The vexed issue of plywood natural biological durability has been variously addressed in EN 636, but with little success. What was not appropriately addressed has at last been recognised and we are endeavouring to put it right.

The current approach of using Use Class (the end-use condition) as a means for the manufacturer to declare/indicate the natural biological durability of plywood (eg EN 636-2) is not only completely illogical (it is not a material property) and misleading but also entirely unsafe. For glue bond, on the other hand, it is entirely logical as it is used as a determining factor for the material property of a glue bond and is what EN 314-Part 2 references for glue bond.

EN 636 is a standard for the manufacture of plywood and not its use. The requirements for glue bond and natural biological durability being two distinct and, in essence, unrelated aspects of the manufacture of plywood, should be addressed in separate clauses. This also, and quite appropriately, will provide the manufacturer with the opportunity to declare an exterior glue bond (marking their plywood EN 636-3), even when using a wood species with lower, including "not durable", natural biological durability. Use of EN 636-1, EN 636-2 and EN 636-3 will be as the reference to glue bond only.

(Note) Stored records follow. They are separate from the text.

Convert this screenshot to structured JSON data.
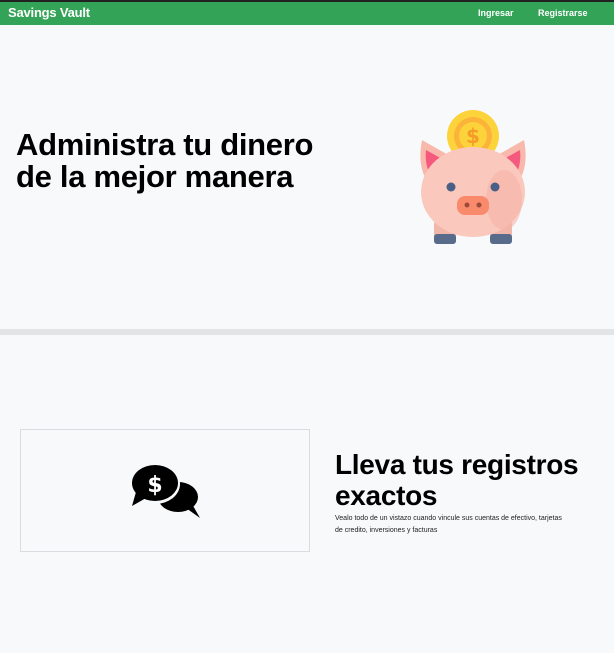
{
  "navbar": {
    "brand": "Savings Vault",
    "links": [
      "Ingresar",
      "Registrarse"
    ],
    "color": "#33a457"
  },
  "hero": {
    "title": "Administra tu dinero de la mejor manera",
    "image_icon": "piggy-bank-coin-icon"
  },
  "features": [
    {
      "icon": "money-chat-icon",
      "title": "Lleva tus registros exactos",
      "description": "Vealo todo de un vistazo cuando vincule sus cuentas de efectivo, tarjetas de credito, inversiones y facturas"
    }
  ]
}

The subsequent use of plywood, either with (enabling plywood to be used in the more onerous Use Classes in the way they have been for many years and particularly plywood manufactured with wood species with high strength but low natural biological durability) or without the application of an appropriate preservative treatment or coating system, is contingent on the designer or specifier knowing the make-up of the plywood. TS 1099 is the guidance document developed to assist designers and specifiers in this regard, but its use relies on the provision, by the plywood manufacturer, of complete and concise details of wood species used. Enter the EUTR.

The forthcoming adoption of the CPR provides the ideal opportunity for the incorporation, into EN 636, of the revised approach and the disassociation of glue bond from natural biological durability.

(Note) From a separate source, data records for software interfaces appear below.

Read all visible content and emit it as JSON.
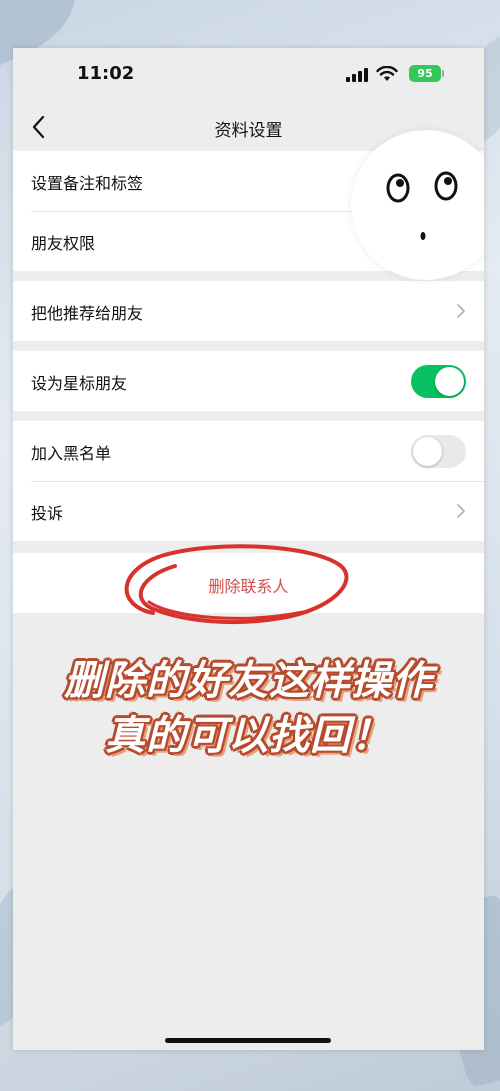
{
  "status_bar": {
    "time": "11:02",
    "battery": "95"
  },
  "navbar": {
    "title": "资料设置"
  },
  "groups": [
    {
      "items": [
        {
          "label": "设置备注和标签"
        },
        {
          "label": "朋友权限"
        }
      ]
    },
    {
      "items": [
        {
          "label": "把他推荐给朋友"
        }
      ]
    },
    {
      "items": [
        {
          "label": "设为星标朋友",
          "toggle": true
        }
      ]
    },
    {
      "items": [
        {
          "label": "加入黑名单",
          "toggle": false
        },
        {
          "label": "投诉"
        }
      ]
    }
  ],
  "delete_contact": {
    "label": "删除联系人"
  },
  "overlay": {
    "line1": "删除的好友这样操作",
    "line2": "真的可以找回！"
  },
  "colors": {
    "accent_green": "#07c160",
    "delete_red": "#d05050",
    "scribble_red": "#d6332c",
    "battery_green": "#34c759"
  }
}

Under the CPR, importers and distributors are legally obliged to obtain and pass on the Declaration of Performance with all that new information in it. This will ensure that everyone along the supply chain will be fully conversant with the revised approach in a very short time.

And no bona fide plywood manufacturer can possibly object to any of the above – all of it is to their best advantage. And we will be able, once and for all, to get rid of the ridiculous use of CE2+ as if it were a specification!